Augmedix breaking barriers and crossing borders
What has it been like being involved with Augmedix?
Before joining Augmedix I worked for the Boeing company for 11 years and prior to that General Motors for 6.5 years. But I always wanted to work for a start-up. A start-up is dynamic and offers the opportunity to trial run ideas before implementing them into the business model. The dynamism of a start-up attracted me. I was keen to find something that would put me in the midst of the technological revolution. Augmedix offered me that chance and also gave me the opportunity to exercise my 18 years of experience. And the absolute hook, line and sinker was that Augmedix deals with health care. Technological innovations have just started emerging into the healthcare industry.
There is joy in creating something new. There is a learning curve and I have been pleasantly occupied and busy with Augmedix. The growth from last year to this year has been exponential. With the introduction of proper planning and processes we have been successful in reducing cost and in some areas it fell by 75%.
What are the challenges of melding technological innovation in the doctor-patient interaction? How has it proven to be effective?
Patients come to doctors to seek comfort, refuge and the personalized human value for sharing their cause of distress or disease. Technology can be depersonalizing or functions as a barrier. In the US healthcare system, policymakers introduced a law making digital documentation of doctor-patient interaction mandatory. While this was necessary, it also posed the challenge of diverting doctor’s attention away from patients.
Every startup launches with the goal to resolve an issue. Augmedix was found with the goal to improve doctor-patient interaction.The issue Augmedix was founded on was the gap in the doctor-patient interaction and using technology Augmedix augments somebody in the doctor’s office from Bangladesh, India, Srilanka who assists in digital documentation. Doctors wear the Google glass, which has a built-in video camera and a microphone.The scribe sees what the doctor sees. Scribe can ask any question by typing a text, which the doctors will see in google glass and respond verbally. You must be wondering how the patients feel when they hear that we have augmented a scribe from another part of the world? The good news is that currently we have 97% acceptance by the patients and it’s growing. Now doctors have uninterrupted attention and focus towards the patient. The document specialists (as known as Scribes) have become a part of the caregiving support system. Augmedix helps doctors to become efficient. Doctors are just a command away from accessing necessary information and it enriches the doctor-patient relationship by removing the added pressure of constantly having to refer to a file.

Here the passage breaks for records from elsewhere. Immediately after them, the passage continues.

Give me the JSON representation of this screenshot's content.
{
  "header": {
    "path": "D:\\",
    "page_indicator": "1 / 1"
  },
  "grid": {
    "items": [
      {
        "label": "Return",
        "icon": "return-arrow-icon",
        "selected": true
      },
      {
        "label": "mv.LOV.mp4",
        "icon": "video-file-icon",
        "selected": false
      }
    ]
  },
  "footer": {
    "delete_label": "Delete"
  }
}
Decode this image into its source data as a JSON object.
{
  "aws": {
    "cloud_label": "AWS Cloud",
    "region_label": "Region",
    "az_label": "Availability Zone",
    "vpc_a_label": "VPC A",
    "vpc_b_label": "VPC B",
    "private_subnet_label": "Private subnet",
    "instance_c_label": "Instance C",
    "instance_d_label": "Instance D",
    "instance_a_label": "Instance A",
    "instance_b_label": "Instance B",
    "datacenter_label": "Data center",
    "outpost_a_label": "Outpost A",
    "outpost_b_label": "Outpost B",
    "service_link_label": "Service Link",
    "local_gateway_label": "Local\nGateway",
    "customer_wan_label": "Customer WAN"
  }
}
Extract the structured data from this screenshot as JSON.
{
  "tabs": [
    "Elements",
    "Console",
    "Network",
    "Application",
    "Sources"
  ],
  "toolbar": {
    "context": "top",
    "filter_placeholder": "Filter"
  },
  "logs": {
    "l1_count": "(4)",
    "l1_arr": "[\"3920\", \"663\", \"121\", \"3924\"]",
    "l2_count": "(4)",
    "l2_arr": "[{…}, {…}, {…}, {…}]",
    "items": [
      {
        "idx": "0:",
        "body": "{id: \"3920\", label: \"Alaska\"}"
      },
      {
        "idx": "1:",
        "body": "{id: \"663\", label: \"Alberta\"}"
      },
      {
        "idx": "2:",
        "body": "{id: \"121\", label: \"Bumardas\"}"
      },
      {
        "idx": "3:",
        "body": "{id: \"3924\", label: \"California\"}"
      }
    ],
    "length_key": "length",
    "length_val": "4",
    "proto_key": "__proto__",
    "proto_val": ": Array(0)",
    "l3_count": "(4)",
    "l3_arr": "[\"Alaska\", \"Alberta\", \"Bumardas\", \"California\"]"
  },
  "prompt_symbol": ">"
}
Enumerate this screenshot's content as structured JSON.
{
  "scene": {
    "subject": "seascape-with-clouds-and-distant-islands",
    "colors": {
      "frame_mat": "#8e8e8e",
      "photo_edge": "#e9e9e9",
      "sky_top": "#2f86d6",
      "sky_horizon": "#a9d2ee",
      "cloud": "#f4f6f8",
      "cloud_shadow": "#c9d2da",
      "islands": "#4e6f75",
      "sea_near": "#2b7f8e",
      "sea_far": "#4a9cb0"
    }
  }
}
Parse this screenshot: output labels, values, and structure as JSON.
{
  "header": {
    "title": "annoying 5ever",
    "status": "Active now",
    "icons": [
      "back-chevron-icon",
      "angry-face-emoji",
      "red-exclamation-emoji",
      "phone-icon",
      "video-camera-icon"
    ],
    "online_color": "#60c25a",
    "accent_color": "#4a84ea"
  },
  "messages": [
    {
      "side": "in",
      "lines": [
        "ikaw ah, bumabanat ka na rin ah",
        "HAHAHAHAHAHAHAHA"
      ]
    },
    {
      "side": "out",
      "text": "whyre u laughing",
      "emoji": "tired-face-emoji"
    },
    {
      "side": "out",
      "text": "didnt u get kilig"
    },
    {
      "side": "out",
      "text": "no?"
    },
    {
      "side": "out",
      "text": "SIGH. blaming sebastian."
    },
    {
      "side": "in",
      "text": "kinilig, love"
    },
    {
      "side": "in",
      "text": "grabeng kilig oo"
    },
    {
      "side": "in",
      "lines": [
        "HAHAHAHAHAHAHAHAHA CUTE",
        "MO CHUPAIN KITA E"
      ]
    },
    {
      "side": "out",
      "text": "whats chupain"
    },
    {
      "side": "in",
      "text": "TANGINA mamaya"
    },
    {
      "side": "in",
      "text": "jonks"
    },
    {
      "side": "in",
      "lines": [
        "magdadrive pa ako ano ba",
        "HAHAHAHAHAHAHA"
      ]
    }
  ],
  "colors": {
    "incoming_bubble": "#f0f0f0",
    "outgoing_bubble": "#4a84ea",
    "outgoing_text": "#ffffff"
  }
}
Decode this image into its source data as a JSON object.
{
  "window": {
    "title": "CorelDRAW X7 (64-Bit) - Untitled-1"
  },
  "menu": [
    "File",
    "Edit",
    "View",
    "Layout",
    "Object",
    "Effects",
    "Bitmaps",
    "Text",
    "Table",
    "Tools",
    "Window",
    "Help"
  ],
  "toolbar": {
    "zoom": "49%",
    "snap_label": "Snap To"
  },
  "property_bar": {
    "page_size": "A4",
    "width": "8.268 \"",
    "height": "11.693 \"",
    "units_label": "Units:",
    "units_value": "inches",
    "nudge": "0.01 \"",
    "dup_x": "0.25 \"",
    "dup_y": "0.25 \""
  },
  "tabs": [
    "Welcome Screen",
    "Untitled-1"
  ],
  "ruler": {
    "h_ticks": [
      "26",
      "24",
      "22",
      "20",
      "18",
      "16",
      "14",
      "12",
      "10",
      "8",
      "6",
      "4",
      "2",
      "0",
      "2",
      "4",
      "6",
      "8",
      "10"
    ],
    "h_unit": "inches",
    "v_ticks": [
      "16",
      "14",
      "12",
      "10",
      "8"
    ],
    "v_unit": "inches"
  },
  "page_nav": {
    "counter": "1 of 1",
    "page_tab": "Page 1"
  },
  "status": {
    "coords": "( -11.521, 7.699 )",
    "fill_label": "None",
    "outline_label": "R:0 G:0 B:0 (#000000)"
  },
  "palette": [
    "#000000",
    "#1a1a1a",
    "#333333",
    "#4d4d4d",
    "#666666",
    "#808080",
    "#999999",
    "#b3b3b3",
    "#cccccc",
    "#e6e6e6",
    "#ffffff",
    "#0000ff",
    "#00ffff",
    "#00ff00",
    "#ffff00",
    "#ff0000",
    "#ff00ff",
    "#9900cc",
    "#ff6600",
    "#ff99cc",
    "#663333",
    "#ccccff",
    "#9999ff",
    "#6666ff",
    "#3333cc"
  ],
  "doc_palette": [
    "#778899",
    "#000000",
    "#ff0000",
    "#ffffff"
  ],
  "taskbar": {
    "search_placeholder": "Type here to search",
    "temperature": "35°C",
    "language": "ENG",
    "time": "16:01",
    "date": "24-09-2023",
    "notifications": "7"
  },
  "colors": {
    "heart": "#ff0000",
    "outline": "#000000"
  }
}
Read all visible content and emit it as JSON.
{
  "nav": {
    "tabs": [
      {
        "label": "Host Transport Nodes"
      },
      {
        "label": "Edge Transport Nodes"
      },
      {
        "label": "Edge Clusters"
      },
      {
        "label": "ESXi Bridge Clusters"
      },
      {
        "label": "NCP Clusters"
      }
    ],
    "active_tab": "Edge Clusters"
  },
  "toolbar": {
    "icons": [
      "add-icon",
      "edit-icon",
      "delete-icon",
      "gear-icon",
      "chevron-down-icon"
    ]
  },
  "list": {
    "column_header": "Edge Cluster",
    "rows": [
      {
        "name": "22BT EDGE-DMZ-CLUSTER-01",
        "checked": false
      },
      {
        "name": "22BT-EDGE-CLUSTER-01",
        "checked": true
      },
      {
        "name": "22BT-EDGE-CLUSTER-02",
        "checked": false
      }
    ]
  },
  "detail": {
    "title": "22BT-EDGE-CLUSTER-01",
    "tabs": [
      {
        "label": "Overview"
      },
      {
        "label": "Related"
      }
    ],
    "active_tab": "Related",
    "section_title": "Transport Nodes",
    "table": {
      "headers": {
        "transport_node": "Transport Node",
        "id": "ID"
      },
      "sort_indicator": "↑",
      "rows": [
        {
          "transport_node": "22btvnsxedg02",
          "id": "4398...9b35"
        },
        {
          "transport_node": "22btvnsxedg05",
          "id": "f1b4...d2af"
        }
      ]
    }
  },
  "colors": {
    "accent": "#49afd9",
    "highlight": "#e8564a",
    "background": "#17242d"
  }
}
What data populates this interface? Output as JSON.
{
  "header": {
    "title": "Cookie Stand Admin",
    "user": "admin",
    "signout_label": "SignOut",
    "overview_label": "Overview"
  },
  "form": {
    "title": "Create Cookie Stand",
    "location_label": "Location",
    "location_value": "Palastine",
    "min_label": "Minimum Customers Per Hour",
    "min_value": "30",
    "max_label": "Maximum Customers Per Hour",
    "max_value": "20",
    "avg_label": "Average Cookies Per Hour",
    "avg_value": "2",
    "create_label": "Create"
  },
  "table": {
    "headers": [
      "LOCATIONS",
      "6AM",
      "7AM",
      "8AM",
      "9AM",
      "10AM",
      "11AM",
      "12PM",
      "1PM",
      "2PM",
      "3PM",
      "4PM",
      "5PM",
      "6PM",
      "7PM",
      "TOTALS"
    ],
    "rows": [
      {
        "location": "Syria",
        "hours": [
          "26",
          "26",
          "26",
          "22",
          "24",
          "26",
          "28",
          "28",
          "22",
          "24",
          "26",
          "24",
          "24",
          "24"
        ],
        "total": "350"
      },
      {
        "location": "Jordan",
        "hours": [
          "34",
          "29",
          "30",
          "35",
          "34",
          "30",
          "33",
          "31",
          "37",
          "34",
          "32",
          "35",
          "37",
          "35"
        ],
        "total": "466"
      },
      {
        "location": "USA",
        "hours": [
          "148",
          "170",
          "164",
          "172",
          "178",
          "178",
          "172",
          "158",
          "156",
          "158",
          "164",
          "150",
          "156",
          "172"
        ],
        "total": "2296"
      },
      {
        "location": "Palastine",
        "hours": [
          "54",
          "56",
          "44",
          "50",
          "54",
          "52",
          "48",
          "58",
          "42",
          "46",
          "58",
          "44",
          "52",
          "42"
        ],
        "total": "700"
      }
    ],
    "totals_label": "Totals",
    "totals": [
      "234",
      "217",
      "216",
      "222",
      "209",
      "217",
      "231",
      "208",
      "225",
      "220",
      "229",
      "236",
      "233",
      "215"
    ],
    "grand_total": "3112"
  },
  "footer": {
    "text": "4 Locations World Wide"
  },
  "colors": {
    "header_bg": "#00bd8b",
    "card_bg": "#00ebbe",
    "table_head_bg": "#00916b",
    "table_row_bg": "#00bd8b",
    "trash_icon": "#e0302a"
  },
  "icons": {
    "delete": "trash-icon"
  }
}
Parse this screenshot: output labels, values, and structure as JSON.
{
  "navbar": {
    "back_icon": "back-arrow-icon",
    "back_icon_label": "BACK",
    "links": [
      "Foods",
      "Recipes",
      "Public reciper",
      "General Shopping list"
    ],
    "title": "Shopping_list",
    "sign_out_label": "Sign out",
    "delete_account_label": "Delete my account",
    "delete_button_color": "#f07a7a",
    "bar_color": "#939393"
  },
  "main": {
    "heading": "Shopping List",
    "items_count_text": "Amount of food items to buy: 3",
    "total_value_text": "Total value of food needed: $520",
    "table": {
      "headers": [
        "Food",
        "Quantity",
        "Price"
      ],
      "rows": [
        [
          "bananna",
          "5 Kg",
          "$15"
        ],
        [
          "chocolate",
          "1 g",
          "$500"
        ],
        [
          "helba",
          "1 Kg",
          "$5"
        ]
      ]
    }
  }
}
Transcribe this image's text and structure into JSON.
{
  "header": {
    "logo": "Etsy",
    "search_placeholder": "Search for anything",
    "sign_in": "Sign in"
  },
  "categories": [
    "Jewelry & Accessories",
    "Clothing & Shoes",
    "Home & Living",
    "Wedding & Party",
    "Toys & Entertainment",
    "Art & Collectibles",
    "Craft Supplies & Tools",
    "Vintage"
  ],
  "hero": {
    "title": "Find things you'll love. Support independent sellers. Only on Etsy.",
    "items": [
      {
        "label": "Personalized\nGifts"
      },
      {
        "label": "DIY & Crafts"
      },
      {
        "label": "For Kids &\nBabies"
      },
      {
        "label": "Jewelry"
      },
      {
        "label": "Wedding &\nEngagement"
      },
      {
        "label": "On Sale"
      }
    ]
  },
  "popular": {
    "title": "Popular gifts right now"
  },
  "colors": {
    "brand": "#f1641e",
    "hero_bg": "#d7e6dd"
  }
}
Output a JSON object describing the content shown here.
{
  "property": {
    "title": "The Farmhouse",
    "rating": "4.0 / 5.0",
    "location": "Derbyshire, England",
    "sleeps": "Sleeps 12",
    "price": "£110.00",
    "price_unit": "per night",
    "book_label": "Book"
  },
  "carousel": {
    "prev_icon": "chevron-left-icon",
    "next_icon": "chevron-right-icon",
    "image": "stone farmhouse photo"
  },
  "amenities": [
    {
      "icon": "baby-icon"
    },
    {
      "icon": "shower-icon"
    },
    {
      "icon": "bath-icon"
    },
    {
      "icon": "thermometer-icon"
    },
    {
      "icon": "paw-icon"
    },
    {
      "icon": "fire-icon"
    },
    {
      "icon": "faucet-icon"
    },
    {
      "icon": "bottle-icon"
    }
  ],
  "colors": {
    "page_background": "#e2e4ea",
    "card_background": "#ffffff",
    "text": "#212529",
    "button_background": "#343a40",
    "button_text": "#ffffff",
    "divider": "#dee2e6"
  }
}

Augmedix has plans to launch offshore consultancy through VR services. What does this entail for the medical industry here?
Right now we are focusing on what we are good at and doing it extremely well. As a start-up we want to become profitable by doing one thing very well. And if everything goes well, when we reach our goal of becoming profitable, we plan to focus in growing Bangladesh. We do have a plan to do something in Bangladesh and there are many ideas in the pipeline. Bangladesh is in need of our experience and this will help us to create products and services that will complement the existing healthcare industry in Bangladesh.
There is a vision to use artificial intelligence (AI) to train scribes faster and to supercharge scribe productivity. Has this initiative begun? What is the process of introducing AI into the scribing procedure?
Earlier this year we have launched our AI activity with a small group of engineers, both in Bangladesh and in the US. Their goal is to increase the efficiency of our scribes by incorporating AI. We think AI will never replace the scribes but will help us to improve their efficiency. Currently there are 1 million doctors in USA. If 25% of them use Augmedix or any other service, that’s 250,000 people working as scribes. Today one scribe works with only one doctor, but if we can develop an AI based tool which can assist the scribe, then each scribe will be able to work with multiple doctors. We have speech-to-text tools which works well when there is only one speaker, but as soon as multiple people speak it gets garbled. We are trying to develop a tool which will be able to correctly transcribe the speech of multiple speakers. We will use this tool to increase scribe efficiency. The tool will be transcribing and the scribe will edit the text. We have partnered with a technological giant – to develop the tool.
What are the future plans for taking Augmedix forward?
We will need 7000 scribes from around the world in 2021. The biggest challenge in Bangladesh is the language barrier. We provide services to US doctors and patients. So English becomes a hurdle, while typing becomes the second challenge to overcome. Every year hundreds of thousands of students graduate from 100 plus universities. I am hopeful that we will be able to find the right resources.
Augmedix is still in the first leg of its journey, so the name is slowly but surely creating a buzz. Perhaps one of our key challenges is that we work at night, but we also provide facilities like complimentary dinner and drop-off service to ensure comfort and safety of our employees. We operate round the clock with the scribes working at night. Bangladesh is the backbone for Augmedix offering real-time support.
Augmedix is bringing Silicon Valley culture to Bangladesh. We are offering a great opportunity to our young Scribes who want to work with US doctors and experience the US culture. The grooming that scribes receive at Augmedix will instill confidence in them and give them an edge in the marketplace, and young emerging adults of Bangladesh need to take advantage of it.